And Justin’s expertise could not be more niche -  nor more London, for that matter.

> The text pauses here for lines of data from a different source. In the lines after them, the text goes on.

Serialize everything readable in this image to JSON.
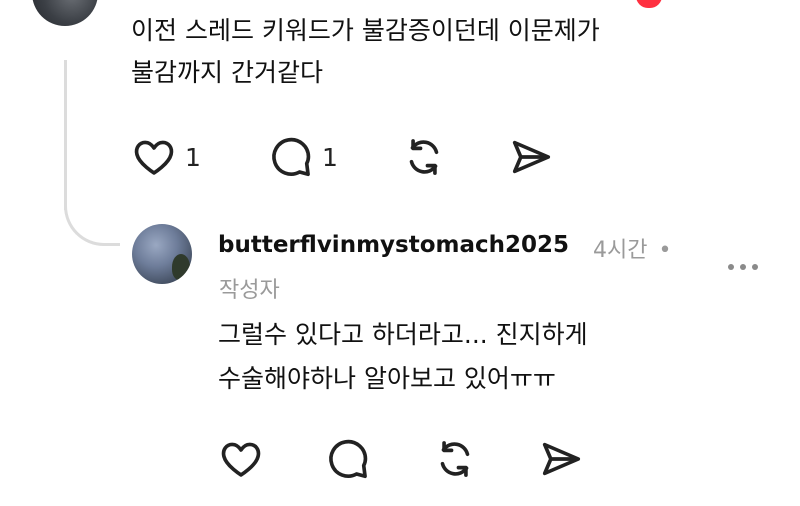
{
  "parent_comment": {
    "lines": [
      "이전 스레드 키워드가 불감증이던데 이문제가",
      "불감까지 간거같다"
    ],
    "likes": "1",
    "replies": "1"
  },
  "reply": {
    "username": "butterflvinmystomach2025",
    "time": "4시간",
    "separator": "•",
    "author_badge": "작성자",
    "lines": [
      "그럴수 있다고 하더라고... 진지하게",
      "수술해야하나 알아보고 있어ㅠㅠ"
    ]
  },
  "icons": {
    "like": "heart-icon",
    "comment": "comment-icon",
    "repost": "repost-icon",
    "share": "share-icon",
    "more": "more-icon"
  },
  "colors": {
    "text": "#111111",
    "meta": "#9a9a9a",
    "thread_line": "#dcdcdc",
    "like_badge": "#ff3040"
  }
}
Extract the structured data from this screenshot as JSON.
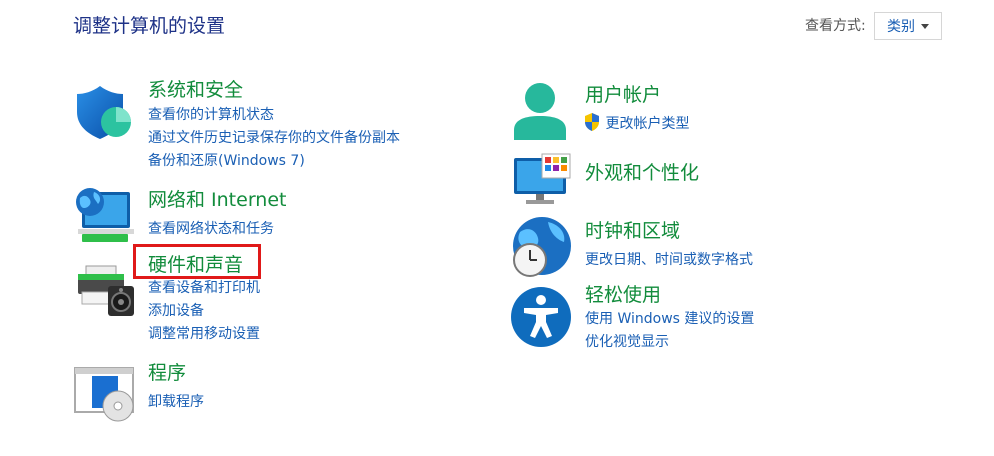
{
  "header": {
    "title": "调整计算机的设置",
    "view_by_label": "查看方式:",
    "view_by_value": "类别"
  },
  "left": [
    {
      "title": "系统和安全",
      "icon": "shield-icon",
      "links": [
        "查看你的计算机状态",
        "通过文件历史记录保存你的文件备份副本",
        "备份和还原(Windows 7)"
      ]
    },
    {
      "title": "网络和 Internet",
      "icon": "network-globe-icon",
      "links": [
        "查看网络状态和任务"
      ]
    },
    {
      "title": "硬件和声音",
      "icon": "printer-speaker-icon",
      "links": [
        "查看设备和打印机",
        "添加设备",
        "调整常用移动设置"
      ]
    },
    {
      "title": "程序",
      "icon": "program-disc-icon",
      "links": [
        "卸载程序"
      ]
    }
  ],
  "right": [
    {
      "title": "用户帐户",
      "icon": "user-icon",
      "links": [
        "更改帐户类型"
      ],
      "link_icon": "uac-shield-icon"
    },
    {
      "title": "外观和个性化",
      "icon": "monitor-palette-icon",
      "links": []
    },
    {
      "title": "时钟和区域",
      "icon": "clock-globe-icon",
      "links": [
        "更改日期、时间或数字格式"
      ]
    },
    {
      "title": "轻松使用",
      "icon": "accessibility-icon",
      "links": [
        "使用 Windows 建议的设置",
        "优化视觉显示"
      ]
    }
  ],
  "colors": {
    "title": "#1e3287",
    "category": "#128c3c",
    "link": "#1a5fb4",
    "highlight": "#e01919"
  }
}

His company, Element’ary design, incorporates two parts: sash window restoration (“initially prompted by a terrible cash flow crisis”) and tool making.  To his delight, both parts require the use of hand tools, traditional techniques, and real timber, and both result in artistry appreciated by several generations of users. 

While feedback about Justin’s skills with sash windows is glowing, it seems that the world heaved a collective sigh of relief when he began making screwdrivers. 

Hand turned from smooth beech and oiled by the maker himself, every element of Justin’s interchangeable screwdrivers has been carefully considered - from the weight of their ergonomic handles to the flat sides that prevent them rolling off work benches. 

Like all the best inventions, this one came about when Justin couldn’t find any screwdrivers he liked.  A linseed oil finish makes Justin’s screwdrivers far easier and more comfortable to grip than their slippery, blister-inducing plastic counterparts, while a magnetic screw chuck fastened with an O ring solves the problems traditionally associated with four-way screwdrivers by locking in the accompanying interchangeable bits. (Justin’s screwdrivers will also accommodate any standard bit, naturally.)

Indiana-based chairmaker John Hoffman has said what every other new devotee feels as soon as they use it: “It’s like the maker was reading my mind.”

The integrity of Justin’s design may well be because neither the original screwdriver, nor the subsequent screwdriver set (which includes a shorter, squatter screwdriver designed for working in tight spaces) were originally intended for commercial distribution.  

“I designed them as I thought a screwdriver should be and for my own use,” Justin explains.  

Or perhaps the design’s integrity can be attributed to Justin’s training at the RCA – an industrial design course designed for people with an engineering background rather than a creative arts background. 

“It was intended to bridge the gap between artists and engineers who are usually very different kinds of people.  Design is often treated as a separate discipline to engineering, but there is no reason why this should be so.”

In any case, it wasn’t until much later that Justin decided to take his inventions to a design trade show and the business expanded.  These day, Element’ary has customers across Europe, the US and Japan – and now, for the first time, Australia.

While turning screwdriver handles from his workshop while the trains rumble overhead unquestionably has its charm, Justin says it’s the sash windows that he can really lose himself in. 

“I can zone out making sashes,” he says. “No screaming power tools or MDF dust.” 


The Elemen’tary screwdriver and screwdriver set are available now.